Your children, no matter what their age, need you to create some non-negotiables. They need some hard no’s. They need some rules and procedures that are in place for the physical and emotional safety of everyone.
So what are your non-negotiables? What’s your tipping point? The point at which you absolutely want to pull your hair out or race down the street, much like David, the character from “No David!” (an excellent book by David Shannon)?
Tips for 3-6 Year Olds
You can role model a few things for your 3-6-year-olds that will begin to make everyone’s life more bearable.
- Bend down and say, “please and thank you,” as you smile and look into your child’s eyes when you talk to them. (Let that smile move from your eyes to your mouth and to your heart!)
- Be on your child’s eye level as you quietly say, “Please do not yell at me. It hurts my ears when you yell, and I cannot hear you.” (In return, take deep breaths every time you want to yell at them and remember they are always observing and learning from you.)
- Take a breather with your child when things are going well and look them in the eyes, take a breath together, and acknowledge the peaceful moment.
- Set your child up for success when they are working. Don’t put too much out at once. Help them with the clean up so that they don’t feel overwhelmed and are unable to complete their tasks with success.
Tips for 6-12 Year Olds
With your 6-12-year-olds you can have non-negotiables such as
- Their beds should be made, and their rooms should be clean before their work cycle begins. (This will help them in the long run when they leave your nest and live on their own.)
- Before work time begins, everyone should use the bathroom and get their own glass of water so that they can focus on their work. (This is a skill they will need for the rest of their lives, especially when they are at work later in their lives.)
- Your children should be your sous chefs and help you make dinner. (All children need to learn to become proficient in the kitchen.)
- Use the Elementary Daily Schedule worksheet from the Bonus Library that comes with the Montessori Parent Coronavirus Survival Guide if you need help getting started!
Tips for all ages:
- Using sand or baking timers as visual and auditory cues with regards to how long their work cycle is. (Make sure that the times allotted are developmentally appropriate too.)
- Creating communal chores such so that the whole gang helps to:
- Cleaning up after each meal, including washing and drying the dishes.
- Loading, unloading and folding laundry.
- Sweeping and vacuuming (just understand that children’s final products might not be the same as yours!)

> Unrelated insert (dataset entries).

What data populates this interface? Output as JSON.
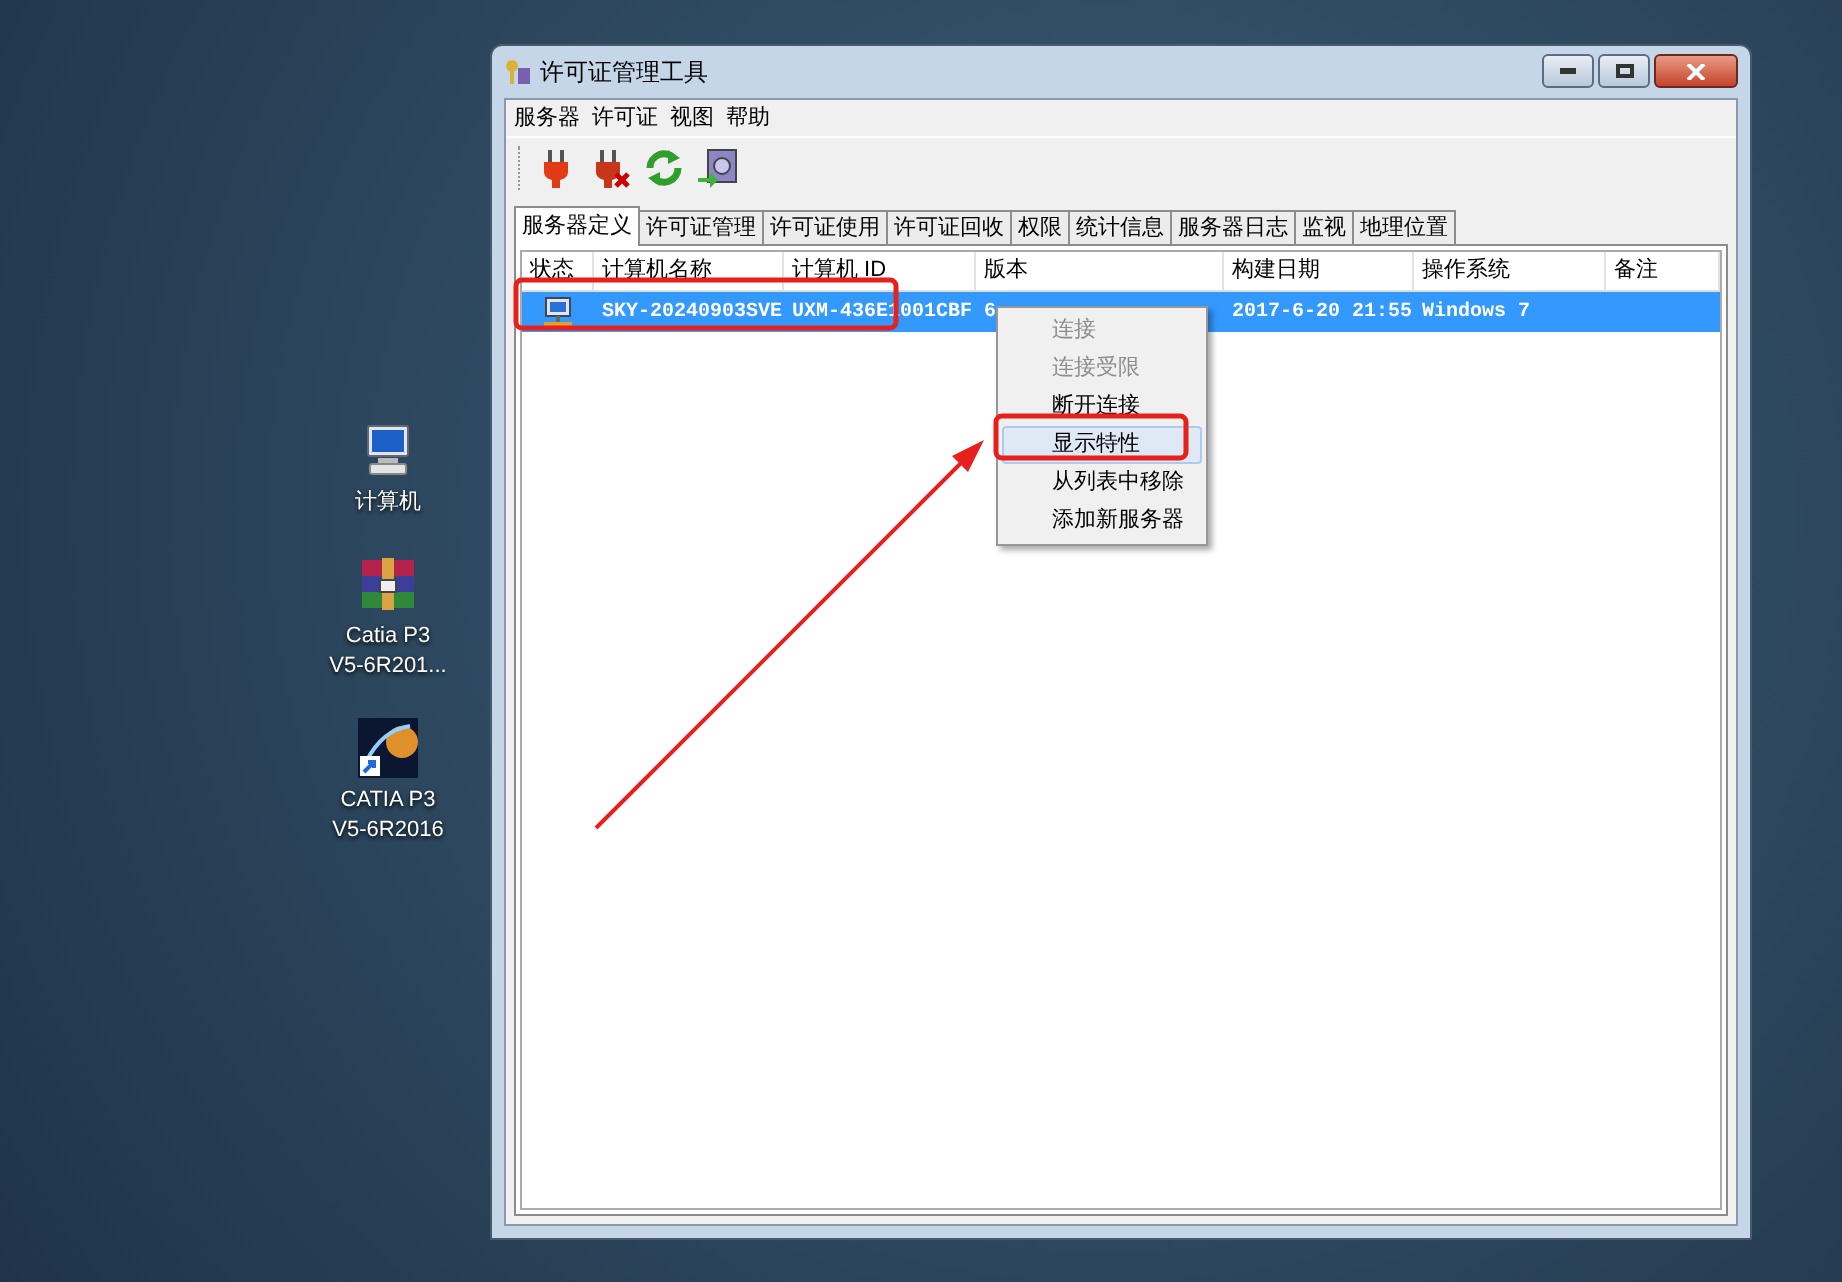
{
  "desktop_icons": [
    {
      "kind": "computer",
      "lines": [
        "计算机"
      ]
    },
    {
      "kind": "archive",
      "lines": [
        "Catia P3",
        "V5-6R201..."
      ]
    },
    {
      "kind": "shortcut",
      "lines": [
        "CATIA P3",
        "V5-6R2016"
      ]
    }
  ],
  "window": {
    "title": "许可证管理工具"
  },
  "menu_bar": [
    "服务器",
    "许可证",
    "视图",
    "帮助"
  ],
  "toolbar": [
    {
      "kind": "connect"
    },
    {
      "kind": "disconnect"
    },
    {
      "kind": "refresh"
    },
    {
      "kind": "export"
    }
  ],
  "tabs": [
    {
      "label": "服务器定义",
      "selected": true
    },
    {
      "label": "许可证管理",
      "selected": false
    },
    {
      "label": "许可证使用",
      "selected": false
    },
    {
      "label": "许可证回收",
      "selected": false
    },
    {
      "label": "权限",
      "selected": false
    },
    {
      "label": "统计信息",
      "selected": false
    },
    {
      "label": "服务器日志",
      "selected": false
    },
    {
      "label": "监视",
      "selected": false
    },
    {
      "label": "地理位置",
      "selected": false
    }
  ],
  "table": {
    "columns": [
      "状态",
      "计算机名称",
      "计算机 ID",
      "版本",
      "构建日期",
      "操作系统",
      "备注"
    ],
    "rows": [
      {
        "selected": true,
        "cells": [
          "",
          "SKY-20240903SVE",
          "UXM-436E1001CBF",
          "6",
          "2017-6-20 21:55",
          "Windows 7"
        ]
      }
    ]
  },
  "context_menu": [
    {
      "label": "连接",
      "disabled": true,
      "selected": false
    },
    {
      "label": "连接受限",
      "disabled": true,
      "selected": false
    },
    {
      "label": "断开连接",
      "disabled": false,
      "selected": false
    },
    {
      "label": "显示特性",
      "disabled": false,
      "selected": true
    },
    {
      "label": "从列表中移除",
      "disabled": false,
      "selected": false
    },
    {
      "label": "添加新服务器",
      "disabled": false,
      "selected": false
    }
  ]
}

More than anything, understand that it’s the little things that make for smooth sailing. Don’t be afraid to say “no.” These days are, in fact, a blessing, they are helping your children learn to be flexible, they are teaching them that flux is the one constant. In addition to this, you will be helping your children develop lifelong skills that they will need as adults. Together you can be a great team who supports one another as you all evolve into better versions of yourselves.
Here are some websites that might further help you evolve your days into mostly smooth sailing adventures.
- Janet Lansbury: Our Children Crave Boundaries
- Empowering Parents: How to Set Healthy Boundaries with your Child
- Teach Middle East: Help Your Child to Set and Respect Boundaries
- Mind Body Green: Why It’s Important to Set Healthy Boundaries with your Kids
- Parenting.com: Why Kids Need Rules
- Positive Parenting Free Webinar: Get Kids to Listen While You’re All Stuck at Home (affiliate link)
About Sara Bloomberg
Sara is a teacher trainer at Duhovkha Montessori teacher education program and head of Orange Tree Montessori play group. Sara is a LGBTQIA+ presenter, author, and activist. Sara consults with families helping to integrate the Montessori pedagogy into their daily lives.